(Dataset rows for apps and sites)
---

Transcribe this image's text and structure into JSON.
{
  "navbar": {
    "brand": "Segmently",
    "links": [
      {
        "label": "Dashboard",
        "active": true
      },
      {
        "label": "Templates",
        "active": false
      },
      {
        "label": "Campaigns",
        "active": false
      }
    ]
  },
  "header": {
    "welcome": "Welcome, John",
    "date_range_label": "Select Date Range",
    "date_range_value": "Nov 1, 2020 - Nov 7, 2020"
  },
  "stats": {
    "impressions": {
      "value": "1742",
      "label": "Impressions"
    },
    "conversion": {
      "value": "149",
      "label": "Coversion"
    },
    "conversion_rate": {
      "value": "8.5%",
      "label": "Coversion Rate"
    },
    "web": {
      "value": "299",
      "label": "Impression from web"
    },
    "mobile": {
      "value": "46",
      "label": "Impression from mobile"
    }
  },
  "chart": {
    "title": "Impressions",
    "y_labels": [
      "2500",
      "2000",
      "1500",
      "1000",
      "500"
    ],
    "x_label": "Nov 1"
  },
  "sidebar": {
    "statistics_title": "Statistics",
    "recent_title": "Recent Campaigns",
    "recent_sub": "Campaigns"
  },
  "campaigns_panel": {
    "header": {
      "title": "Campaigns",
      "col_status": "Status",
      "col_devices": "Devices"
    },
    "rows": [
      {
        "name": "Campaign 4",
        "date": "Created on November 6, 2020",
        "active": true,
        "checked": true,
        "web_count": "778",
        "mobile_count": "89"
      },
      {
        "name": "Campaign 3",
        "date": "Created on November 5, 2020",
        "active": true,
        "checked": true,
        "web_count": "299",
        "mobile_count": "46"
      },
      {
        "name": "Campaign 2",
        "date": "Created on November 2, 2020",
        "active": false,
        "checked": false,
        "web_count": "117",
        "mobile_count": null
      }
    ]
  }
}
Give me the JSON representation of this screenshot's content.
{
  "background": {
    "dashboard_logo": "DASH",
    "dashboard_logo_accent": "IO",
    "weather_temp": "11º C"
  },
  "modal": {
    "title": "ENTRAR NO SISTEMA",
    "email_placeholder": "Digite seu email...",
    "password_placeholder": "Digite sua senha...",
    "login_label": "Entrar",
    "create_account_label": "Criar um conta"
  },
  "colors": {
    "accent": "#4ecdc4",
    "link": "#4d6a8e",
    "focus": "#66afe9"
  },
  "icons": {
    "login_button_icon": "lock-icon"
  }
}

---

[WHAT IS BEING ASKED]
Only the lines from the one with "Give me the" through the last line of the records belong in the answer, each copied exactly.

[TASK RESULT]
Give me the JSON representation of this screenshot's content.
{
  "background": {
    "dashboard_logo": "DASH",
    "dashboard_logo_accent": "IO",
    "weather_temp": "11º C"
  },
  "modal": {
    "title": "ENTRAR NO SISTEMA",
    "email_placeholder": "Digite seu email...",
    "password_placeholder": "Digite sua senha...",
    "login_label": "Entrar",
    "create_account_label": "Criar um conta"
  },
  "colors": {
    "accent": "#4ecdc4",
    "link": "#4d6a8e",
    "focus": "#66afe9"
  },
  "icons": {
    "login_button_icon": "lock-icon"
  }
}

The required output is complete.